Segment Start: SUPPLIED RECORDS

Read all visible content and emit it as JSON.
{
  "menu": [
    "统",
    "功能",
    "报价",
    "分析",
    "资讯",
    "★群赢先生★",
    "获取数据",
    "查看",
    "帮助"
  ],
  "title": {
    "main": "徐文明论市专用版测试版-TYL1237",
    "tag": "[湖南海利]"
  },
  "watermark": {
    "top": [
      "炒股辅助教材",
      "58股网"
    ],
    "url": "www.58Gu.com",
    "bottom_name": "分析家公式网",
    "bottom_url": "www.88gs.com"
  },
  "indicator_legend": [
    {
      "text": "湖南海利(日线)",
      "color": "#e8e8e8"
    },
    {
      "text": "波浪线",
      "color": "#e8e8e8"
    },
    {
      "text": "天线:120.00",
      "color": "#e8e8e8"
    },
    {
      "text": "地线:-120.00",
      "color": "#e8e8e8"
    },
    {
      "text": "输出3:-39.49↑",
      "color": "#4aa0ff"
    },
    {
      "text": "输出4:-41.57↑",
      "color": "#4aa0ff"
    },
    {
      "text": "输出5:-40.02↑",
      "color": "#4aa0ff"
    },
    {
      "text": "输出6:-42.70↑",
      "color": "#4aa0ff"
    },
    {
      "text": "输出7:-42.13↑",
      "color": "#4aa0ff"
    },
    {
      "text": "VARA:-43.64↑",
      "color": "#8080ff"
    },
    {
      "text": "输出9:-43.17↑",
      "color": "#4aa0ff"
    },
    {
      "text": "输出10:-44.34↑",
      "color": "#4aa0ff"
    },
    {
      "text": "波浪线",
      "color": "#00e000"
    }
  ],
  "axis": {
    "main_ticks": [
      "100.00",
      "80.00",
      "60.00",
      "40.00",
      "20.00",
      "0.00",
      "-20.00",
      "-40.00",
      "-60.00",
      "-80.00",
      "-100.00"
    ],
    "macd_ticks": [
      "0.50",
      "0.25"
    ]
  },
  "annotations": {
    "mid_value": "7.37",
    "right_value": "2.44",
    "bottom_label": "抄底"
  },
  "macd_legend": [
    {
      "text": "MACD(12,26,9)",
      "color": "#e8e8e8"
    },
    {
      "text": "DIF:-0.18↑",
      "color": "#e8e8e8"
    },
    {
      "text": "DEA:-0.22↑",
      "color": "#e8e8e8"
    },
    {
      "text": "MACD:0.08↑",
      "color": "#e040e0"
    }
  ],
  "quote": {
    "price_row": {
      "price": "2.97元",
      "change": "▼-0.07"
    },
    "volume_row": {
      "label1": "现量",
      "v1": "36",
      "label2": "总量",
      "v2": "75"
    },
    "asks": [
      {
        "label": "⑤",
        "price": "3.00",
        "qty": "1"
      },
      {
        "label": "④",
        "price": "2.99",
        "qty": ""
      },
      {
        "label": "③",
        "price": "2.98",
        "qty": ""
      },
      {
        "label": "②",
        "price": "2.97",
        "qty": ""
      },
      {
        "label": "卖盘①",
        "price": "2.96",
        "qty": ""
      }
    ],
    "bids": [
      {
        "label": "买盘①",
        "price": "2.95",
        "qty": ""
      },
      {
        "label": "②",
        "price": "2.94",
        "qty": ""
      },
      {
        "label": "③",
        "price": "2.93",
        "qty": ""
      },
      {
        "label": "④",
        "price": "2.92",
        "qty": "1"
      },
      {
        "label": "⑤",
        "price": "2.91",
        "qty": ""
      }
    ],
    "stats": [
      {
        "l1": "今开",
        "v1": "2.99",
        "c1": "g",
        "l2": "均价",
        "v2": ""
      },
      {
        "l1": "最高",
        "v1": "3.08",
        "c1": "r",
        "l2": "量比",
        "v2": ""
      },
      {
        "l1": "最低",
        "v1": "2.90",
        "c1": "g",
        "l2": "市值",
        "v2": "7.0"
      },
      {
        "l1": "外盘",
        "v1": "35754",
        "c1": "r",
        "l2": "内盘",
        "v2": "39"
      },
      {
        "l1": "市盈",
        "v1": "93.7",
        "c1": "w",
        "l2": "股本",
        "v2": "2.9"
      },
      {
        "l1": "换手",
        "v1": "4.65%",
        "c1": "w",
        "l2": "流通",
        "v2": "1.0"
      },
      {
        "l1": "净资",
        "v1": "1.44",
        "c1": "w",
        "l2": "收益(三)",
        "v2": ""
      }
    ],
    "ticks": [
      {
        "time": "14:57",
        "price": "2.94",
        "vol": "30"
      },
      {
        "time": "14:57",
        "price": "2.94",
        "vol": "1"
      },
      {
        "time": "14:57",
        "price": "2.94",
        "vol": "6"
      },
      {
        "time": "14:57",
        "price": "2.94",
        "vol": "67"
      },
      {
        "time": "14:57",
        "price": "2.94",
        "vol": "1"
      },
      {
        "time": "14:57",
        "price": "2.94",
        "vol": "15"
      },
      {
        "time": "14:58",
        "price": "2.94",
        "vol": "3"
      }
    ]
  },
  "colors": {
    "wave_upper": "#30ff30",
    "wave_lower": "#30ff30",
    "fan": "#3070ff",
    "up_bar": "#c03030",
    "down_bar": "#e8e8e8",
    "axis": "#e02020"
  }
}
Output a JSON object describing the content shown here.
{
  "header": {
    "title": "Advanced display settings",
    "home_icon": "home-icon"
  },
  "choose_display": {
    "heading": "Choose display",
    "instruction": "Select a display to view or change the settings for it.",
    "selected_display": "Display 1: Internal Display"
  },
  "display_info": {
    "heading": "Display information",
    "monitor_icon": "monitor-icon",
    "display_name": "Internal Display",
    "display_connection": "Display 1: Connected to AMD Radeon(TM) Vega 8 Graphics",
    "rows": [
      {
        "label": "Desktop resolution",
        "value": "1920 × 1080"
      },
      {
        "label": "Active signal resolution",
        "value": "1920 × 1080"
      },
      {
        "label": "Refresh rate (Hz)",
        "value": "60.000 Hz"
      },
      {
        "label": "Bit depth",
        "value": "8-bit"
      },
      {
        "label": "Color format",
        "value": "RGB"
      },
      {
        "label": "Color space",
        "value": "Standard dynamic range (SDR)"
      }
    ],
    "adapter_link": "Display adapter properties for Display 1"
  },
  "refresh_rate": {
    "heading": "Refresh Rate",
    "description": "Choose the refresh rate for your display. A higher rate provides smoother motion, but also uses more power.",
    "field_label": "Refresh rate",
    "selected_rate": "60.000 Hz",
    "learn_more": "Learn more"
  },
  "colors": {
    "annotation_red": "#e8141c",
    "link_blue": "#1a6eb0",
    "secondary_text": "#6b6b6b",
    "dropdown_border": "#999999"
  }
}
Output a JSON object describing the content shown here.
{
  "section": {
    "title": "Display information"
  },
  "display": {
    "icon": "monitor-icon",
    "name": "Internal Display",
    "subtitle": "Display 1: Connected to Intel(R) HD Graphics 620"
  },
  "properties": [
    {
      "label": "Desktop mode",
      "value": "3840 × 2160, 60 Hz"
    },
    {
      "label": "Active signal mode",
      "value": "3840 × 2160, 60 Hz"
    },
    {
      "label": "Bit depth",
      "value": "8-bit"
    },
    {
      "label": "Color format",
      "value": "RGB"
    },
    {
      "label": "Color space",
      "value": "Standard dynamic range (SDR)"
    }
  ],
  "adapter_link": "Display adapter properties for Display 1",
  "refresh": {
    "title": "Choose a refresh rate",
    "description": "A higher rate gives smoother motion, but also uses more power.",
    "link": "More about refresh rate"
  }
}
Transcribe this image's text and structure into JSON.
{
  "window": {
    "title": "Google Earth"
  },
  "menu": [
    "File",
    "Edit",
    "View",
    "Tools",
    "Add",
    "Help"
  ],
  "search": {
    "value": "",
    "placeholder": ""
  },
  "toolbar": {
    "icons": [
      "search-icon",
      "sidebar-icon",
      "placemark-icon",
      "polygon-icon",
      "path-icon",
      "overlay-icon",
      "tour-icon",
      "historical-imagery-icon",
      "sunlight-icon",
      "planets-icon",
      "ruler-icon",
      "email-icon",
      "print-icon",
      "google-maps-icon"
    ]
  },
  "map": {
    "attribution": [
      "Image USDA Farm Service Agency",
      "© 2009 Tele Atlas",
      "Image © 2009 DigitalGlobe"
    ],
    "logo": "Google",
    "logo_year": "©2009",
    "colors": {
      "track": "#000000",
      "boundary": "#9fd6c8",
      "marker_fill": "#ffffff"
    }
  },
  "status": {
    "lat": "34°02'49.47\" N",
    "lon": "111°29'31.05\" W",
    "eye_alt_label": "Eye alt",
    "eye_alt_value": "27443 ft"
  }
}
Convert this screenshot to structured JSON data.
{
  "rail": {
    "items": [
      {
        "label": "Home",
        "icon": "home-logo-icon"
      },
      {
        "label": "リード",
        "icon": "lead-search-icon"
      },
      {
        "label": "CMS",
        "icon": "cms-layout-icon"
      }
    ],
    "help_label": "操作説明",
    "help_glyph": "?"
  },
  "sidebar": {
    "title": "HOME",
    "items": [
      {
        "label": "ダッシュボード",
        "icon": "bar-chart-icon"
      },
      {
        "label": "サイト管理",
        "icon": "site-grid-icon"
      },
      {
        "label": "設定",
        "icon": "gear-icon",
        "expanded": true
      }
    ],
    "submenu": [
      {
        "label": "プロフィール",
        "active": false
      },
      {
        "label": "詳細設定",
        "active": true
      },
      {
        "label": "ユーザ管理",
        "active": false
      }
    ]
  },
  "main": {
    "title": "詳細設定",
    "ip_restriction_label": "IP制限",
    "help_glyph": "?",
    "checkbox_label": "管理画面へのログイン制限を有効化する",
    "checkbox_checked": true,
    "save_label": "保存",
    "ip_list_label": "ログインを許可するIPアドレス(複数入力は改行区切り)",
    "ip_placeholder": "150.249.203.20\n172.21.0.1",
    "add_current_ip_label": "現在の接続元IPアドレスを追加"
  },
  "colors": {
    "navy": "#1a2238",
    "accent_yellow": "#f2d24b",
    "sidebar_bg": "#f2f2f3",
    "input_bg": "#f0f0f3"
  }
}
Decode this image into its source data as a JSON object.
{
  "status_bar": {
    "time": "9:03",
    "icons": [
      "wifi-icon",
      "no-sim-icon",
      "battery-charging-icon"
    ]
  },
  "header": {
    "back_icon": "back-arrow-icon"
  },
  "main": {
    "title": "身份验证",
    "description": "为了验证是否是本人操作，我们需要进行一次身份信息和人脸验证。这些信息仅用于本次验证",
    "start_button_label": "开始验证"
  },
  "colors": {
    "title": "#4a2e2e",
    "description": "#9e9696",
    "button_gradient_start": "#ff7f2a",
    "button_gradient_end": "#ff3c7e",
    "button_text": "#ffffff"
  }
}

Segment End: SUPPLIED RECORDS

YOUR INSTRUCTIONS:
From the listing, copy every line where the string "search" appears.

OUTPUT FOR THIS TASK:
  "search": {
      "search-icon",
        "icon": "lead-search-icon"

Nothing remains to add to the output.